C++ – ny reason to check for a NULL pointer before deleting


I often see legacy code checking for NULL before deleting a pointer, similar to,

if (NULL != pSomeObject) 
    delete pSomeObject;
    pSomeObject = NULL;

Is there any reason to checking for a NULL pointer before deleting it? What is the reason for setting the pointer to NULL afterwards?

Best Solution

It's perfectly "safe" to delete a null pointer; it effectively amounts to a no-op.

The reason you might want to check for null before you delete is that trying to delete a null pointer could indicate a bug in your program.

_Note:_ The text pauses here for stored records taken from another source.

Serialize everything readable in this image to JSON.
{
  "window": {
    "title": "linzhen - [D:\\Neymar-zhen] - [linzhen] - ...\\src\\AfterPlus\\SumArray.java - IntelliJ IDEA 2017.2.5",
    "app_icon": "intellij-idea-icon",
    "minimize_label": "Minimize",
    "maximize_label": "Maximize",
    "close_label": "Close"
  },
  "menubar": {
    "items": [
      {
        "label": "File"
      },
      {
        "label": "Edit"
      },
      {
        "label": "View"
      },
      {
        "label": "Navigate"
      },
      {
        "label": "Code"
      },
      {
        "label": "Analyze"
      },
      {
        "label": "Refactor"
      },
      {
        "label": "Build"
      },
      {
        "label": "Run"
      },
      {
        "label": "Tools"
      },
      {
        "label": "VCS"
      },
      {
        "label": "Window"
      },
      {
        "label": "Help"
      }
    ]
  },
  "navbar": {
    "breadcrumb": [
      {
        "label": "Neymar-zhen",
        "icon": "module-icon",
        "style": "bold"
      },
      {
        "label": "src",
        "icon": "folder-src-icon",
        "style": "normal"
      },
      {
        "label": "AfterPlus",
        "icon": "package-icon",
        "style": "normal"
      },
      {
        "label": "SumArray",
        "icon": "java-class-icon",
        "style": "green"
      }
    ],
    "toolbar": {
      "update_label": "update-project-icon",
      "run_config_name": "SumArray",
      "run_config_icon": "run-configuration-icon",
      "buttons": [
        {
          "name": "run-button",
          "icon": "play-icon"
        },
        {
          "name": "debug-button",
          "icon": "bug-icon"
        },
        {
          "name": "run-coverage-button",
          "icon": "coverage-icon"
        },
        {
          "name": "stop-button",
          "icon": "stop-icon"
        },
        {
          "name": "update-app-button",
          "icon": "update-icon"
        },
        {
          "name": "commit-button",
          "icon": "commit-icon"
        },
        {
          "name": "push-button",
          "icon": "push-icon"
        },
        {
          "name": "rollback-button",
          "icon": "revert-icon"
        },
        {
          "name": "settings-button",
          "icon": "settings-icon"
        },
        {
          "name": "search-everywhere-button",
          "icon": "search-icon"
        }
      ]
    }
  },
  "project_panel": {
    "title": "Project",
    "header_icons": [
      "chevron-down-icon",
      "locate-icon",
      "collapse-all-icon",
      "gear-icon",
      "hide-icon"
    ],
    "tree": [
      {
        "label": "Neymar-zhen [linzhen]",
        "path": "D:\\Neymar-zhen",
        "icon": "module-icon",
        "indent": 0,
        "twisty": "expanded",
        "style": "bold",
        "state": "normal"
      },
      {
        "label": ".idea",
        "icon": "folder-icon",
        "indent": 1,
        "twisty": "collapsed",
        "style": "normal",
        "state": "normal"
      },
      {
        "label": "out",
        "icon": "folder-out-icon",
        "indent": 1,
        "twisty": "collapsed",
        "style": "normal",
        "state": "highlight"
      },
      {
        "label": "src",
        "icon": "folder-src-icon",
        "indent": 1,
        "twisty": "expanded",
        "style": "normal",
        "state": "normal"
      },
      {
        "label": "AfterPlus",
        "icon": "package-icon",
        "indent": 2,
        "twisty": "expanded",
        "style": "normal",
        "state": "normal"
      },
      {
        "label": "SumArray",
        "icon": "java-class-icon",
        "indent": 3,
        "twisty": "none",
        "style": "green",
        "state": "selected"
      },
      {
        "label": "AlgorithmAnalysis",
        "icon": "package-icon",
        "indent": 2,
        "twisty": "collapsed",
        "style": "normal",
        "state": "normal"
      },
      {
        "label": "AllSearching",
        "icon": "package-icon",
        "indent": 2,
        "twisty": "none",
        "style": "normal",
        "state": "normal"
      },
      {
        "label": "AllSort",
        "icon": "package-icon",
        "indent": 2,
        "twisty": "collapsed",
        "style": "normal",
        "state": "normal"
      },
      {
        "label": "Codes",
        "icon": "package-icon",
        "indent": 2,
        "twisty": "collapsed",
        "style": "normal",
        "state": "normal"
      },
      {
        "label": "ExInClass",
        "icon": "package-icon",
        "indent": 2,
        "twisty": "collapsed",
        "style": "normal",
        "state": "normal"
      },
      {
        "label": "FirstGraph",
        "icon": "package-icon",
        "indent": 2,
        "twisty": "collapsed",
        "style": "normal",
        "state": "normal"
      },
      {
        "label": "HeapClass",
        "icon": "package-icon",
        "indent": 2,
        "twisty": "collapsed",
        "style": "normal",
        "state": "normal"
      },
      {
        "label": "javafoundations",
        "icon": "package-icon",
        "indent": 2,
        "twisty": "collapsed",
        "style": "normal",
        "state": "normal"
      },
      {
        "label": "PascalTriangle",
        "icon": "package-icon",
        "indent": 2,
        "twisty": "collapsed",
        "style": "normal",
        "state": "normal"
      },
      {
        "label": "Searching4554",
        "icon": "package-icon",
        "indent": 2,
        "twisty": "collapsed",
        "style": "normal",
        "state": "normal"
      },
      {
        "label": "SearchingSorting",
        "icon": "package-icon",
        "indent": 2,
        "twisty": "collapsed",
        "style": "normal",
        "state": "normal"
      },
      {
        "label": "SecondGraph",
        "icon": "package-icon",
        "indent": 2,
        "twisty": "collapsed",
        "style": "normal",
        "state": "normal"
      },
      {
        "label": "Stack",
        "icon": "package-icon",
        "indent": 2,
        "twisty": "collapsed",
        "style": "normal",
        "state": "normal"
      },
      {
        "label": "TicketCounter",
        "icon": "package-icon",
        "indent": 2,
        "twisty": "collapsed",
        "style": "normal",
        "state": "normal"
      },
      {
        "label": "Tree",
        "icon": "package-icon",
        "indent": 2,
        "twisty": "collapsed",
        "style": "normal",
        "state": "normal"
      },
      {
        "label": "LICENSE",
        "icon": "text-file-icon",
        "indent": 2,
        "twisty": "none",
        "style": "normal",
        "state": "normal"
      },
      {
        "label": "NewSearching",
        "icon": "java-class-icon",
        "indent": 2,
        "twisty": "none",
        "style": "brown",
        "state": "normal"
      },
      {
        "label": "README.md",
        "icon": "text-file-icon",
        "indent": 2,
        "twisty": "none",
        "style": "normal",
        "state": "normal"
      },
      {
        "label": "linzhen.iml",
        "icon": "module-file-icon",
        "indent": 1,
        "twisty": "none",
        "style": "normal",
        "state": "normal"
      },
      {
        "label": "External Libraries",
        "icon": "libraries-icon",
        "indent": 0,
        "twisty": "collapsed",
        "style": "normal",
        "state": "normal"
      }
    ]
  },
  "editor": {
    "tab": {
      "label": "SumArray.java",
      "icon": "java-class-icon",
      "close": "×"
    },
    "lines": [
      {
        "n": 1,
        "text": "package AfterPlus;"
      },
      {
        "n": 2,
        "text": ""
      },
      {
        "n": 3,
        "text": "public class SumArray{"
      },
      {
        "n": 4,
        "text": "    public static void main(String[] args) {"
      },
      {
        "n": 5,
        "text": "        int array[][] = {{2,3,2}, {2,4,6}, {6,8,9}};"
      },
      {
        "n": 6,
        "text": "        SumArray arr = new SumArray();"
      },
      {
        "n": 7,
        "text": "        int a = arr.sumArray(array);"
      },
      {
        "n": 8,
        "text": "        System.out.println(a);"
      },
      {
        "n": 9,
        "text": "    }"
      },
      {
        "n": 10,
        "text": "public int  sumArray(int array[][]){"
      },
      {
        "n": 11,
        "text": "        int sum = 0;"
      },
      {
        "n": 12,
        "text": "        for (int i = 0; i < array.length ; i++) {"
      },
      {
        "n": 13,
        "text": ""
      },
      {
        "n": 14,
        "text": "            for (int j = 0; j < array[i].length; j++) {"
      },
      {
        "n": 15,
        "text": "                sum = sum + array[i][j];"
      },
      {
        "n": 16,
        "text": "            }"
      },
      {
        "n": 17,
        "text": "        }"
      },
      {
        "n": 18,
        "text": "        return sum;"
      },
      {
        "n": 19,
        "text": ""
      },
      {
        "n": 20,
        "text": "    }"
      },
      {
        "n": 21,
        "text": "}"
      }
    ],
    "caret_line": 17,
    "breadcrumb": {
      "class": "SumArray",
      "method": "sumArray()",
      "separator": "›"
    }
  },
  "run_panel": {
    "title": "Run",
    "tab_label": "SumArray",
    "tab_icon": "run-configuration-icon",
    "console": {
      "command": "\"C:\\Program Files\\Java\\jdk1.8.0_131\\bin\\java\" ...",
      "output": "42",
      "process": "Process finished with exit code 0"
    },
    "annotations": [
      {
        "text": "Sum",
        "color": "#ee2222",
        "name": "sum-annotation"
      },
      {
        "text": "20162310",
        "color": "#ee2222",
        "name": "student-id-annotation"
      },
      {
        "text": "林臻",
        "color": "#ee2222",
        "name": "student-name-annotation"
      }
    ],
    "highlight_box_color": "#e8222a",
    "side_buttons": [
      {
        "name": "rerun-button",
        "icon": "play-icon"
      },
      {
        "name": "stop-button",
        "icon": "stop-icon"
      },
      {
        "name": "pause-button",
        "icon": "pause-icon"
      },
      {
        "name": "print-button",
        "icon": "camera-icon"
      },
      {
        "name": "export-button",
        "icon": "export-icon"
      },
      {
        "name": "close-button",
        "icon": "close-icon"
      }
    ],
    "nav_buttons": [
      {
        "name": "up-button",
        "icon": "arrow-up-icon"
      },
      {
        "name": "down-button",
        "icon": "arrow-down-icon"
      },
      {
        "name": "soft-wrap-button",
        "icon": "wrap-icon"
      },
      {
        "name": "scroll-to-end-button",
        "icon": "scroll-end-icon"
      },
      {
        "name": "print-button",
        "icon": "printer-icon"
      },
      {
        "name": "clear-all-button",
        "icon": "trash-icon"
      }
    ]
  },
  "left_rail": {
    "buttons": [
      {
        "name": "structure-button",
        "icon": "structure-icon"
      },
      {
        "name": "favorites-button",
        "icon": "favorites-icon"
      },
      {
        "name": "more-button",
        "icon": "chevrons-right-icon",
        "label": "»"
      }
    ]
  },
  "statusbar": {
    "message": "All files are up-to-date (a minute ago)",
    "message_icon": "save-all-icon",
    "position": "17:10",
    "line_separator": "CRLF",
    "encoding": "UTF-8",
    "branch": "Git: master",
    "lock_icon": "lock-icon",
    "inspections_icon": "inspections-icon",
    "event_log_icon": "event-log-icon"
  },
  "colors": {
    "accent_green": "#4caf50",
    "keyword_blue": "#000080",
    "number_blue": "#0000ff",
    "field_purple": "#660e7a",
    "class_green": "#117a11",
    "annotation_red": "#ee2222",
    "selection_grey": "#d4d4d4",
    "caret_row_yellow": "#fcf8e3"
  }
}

NOTE: if you overload the delete operator, it may no longer be "safe" to delete NULL